Joe Wells attended Evergreen College where he used both a gas chromatograph and mass spectrometer to analyze the chemical composition of different beers. Evergreen College allows students to develop their own major. While many claim to have majored in "Beer" during their college days, Joe Wells is one the few who's actually done so. After graduating with his self-designed Brewing Science major and a brief stint at a pharmaceutical firm, he was hired at Hangar 24 to run the brewery's laboratory.
One of his latest projects involves Chandelle, a barrel-aged sour Hangar 24 just released. "Sour beer is what made me want to work in a brewery," says Wells. "Creating a balanced and drinkable sour beer is equal parts art and science." Chandelle starts as blond ale brewed with malted and unmalted wheat, infused with 850 pounds of Golden Sweet apricots and poured into freshly used Sauvignon Blanc wine barrels. The base beer is designed to have a large amount of very specific fermentable sugars to be consumed by an assortment of wild yeasts and bacteria added into the barrel. These organisms living inside the barrel slowly create their own signature flavor, producing acidity, funk, fruitiness and tart, sour flavors that give these beers their wonderfully unique and complex flavors.

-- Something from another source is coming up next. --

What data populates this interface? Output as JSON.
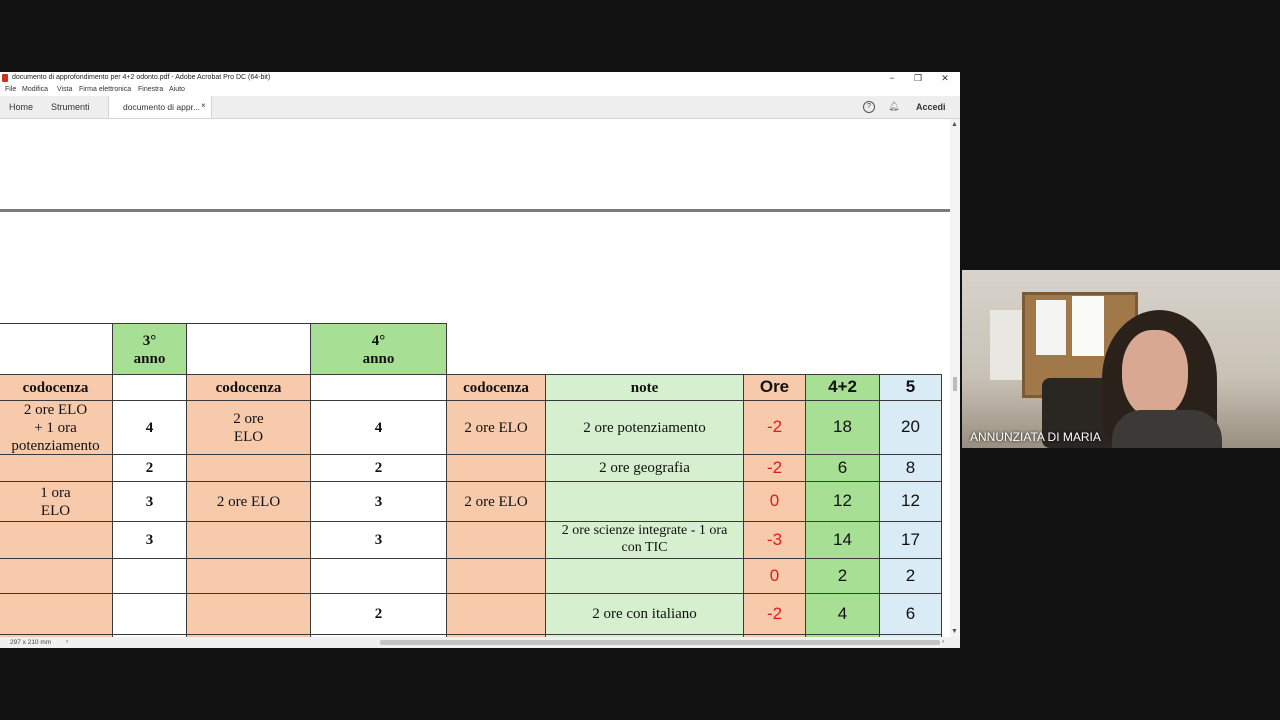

For barrel-aged beers, Wells analyzes the pH and specific gravity. "We check pH as well as measuring titratable acidity to get a better idea of acidic flavor," he explains. "We monitor gravity of the beer using a digital density meter, finding the maximum attenuation the wild biota will accomplish."
Is there a particular reading he's looking for? Not exactly. The beer is brewed with a final pH and specific gravity in mind and then the brewery "lets time do what it does". The main thing Wells is looking for is a stable pH and specific gravity over a 1-2 month period. "Wild yeast can stop for a period and then restart", says Wells. Bottling the beer too early can lead to over carbonated bottles or undeveloped flavors. While Hangar 24 depends on critical measurements on their barrel-aged beers to help them determine when they are ready, there's still no replacement for the brewer's taste buds. "Our most accurate, complex, and delicate analytic instrument is contained in our heads, and we sample and taste the beer as we go until it tells us what it wants to be," states Wells. "Instrumentation won't really tell you what it tastes like, or how it feels on your palate."

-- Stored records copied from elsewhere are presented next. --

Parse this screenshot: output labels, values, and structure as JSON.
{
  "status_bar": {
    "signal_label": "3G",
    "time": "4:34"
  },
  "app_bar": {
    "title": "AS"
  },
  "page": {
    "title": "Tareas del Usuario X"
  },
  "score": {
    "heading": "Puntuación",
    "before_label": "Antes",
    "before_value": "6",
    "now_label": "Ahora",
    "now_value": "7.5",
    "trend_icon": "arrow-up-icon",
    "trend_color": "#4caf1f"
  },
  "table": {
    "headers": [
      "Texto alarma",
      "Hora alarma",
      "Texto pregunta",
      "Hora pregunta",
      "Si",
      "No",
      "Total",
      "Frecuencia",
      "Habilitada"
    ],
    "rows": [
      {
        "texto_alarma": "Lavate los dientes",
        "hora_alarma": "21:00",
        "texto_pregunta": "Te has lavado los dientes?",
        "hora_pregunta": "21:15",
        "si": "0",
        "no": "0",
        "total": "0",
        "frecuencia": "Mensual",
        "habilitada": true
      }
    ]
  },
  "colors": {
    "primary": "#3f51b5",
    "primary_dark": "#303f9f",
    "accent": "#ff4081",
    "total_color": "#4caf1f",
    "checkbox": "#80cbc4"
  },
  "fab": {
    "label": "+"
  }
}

Joe Wells also discussed with me the current cutting edge of brewing science, where breweries are delving deeper to analyze the biota within the barrel through recent developments in Polymerase Chain Reaction (PCR) technologies. PCR equipment is perhaps best known for being used in crime labs to amplify a few strands of DNA to identify suspects. As the technology has matured, PCR instrumentation which once cost a few hundred thousands dollars is now available for a tenth of that cost, putting it within the price range of the largest craft breweries. In the hands of a brewer, PCR determines what yeasts are active inside the barrel or what bacteria are present. The processes that create sour ales, mysterious unseen forces to brewers centuries ago are now captured in digital readouts giving further insight into what the final product might taste like. Large craft breweries using PCR to track their brewing process include New Belgium, Boulevard Brewing, and Allagash. Given the substantial investment in Goose Island's barrel-aging program since being acquired by Anheuser-Busch, it's a pretty safe bet Goose Island uses PCR as well.

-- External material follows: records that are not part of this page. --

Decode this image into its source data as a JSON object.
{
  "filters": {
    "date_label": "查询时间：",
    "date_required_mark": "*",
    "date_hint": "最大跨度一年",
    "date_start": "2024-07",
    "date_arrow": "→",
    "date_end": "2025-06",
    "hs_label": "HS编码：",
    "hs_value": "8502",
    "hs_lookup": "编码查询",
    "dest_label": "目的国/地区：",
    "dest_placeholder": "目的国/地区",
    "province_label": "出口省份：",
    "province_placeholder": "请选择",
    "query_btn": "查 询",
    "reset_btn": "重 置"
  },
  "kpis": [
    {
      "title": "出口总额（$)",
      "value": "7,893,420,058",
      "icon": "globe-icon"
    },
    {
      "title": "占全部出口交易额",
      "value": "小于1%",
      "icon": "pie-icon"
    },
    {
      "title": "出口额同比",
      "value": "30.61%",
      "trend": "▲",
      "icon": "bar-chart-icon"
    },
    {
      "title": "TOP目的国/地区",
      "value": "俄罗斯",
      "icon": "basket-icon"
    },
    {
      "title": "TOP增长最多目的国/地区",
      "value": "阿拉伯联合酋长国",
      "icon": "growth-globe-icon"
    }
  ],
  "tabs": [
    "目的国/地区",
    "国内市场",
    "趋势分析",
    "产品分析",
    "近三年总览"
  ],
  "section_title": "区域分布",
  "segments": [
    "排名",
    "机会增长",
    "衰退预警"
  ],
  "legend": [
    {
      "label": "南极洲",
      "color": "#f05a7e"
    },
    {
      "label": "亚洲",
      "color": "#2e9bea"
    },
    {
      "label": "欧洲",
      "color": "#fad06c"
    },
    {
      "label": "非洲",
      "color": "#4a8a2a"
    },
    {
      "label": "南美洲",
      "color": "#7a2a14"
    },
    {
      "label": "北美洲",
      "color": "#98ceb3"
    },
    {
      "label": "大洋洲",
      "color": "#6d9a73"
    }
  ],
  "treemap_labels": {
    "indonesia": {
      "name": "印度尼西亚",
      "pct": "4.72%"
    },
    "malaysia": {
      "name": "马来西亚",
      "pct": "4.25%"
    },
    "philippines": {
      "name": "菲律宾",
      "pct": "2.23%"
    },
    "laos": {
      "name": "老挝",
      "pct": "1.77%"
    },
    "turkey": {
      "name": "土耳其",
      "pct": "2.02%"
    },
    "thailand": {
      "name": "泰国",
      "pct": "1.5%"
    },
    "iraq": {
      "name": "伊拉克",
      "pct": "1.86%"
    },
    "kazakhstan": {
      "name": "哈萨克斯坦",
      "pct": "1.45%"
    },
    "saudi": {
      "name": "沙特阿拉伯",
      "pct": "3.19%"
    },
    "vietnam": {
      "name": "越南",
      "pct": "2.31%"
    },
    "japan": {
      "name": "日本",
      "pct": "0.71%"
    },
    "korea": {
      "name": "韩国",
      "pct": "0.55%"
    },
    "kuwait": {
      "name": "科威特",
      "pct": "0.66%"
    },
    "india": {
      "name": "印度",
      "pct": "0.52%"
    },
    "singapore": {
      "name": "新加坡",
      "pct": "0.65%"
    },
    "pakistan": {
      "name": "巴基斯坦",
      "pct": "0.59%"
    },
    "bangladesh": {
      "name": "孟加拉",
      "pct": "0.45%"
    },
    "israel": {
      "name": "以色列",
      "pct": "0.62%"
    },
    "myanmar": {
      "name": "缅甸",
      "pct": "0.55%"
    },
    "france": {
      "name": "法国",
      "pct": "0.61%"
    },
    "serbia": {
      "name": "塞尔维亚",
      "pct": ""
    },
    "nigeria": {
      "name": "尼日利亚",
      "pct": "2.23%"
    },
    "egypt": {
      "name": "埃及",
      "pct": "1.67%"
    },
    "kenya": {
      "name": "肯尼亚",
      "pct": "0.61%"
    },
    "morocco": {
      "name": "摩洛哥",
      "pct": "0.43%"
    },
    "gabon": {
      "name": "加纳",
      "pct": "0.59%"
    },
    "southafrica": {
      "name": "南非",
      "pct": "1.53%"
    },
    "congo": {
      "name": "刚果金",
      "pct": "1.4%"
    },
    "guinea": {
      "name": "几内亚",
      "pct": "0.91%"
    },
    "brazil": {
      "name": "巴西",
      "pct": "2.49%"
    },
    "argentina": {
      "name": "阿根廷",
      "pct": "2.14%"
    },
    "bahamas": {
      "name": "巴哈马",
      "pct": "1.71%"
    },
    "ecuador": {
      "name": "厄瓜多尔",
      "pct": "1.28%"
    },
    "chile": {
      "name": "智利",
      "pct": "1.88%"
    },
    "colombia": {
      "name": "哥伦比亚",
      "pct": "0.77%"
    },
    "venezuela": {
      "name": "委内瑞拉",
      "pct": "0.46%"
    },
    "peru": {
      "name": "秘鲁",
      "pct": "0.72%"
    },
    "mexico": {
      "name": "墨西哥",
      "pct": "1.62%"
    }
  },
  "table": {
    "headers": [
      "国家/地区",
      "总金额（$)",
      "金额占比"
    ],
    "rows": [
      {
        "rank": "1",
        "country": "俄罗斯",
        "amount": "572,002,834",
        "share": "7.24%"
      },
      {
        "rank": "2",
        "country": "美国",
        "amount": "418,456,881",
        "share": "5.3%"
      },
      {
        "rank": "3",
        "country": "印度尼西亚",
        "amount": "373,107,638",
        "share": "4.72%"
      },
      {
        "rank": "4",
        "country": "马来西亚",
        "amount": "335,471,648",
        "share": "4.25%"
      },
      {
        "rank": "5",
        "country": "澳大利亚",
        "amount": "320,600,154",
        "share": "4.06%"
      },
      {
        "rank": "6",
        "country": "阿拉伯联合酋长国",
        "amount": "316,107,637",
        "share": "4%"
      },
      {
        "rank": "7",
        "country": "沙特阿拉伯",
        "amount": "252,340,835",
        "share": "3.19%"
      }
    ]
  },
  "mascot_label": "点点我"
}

Given all the technological developments to analyze beer aging away in the barrel, will the day come when brewers simply rely on a bunch of sensors to determine when the beer is ready? "I sure hope not," laughed Wells when I asked him that. "That would remove all the fun from this.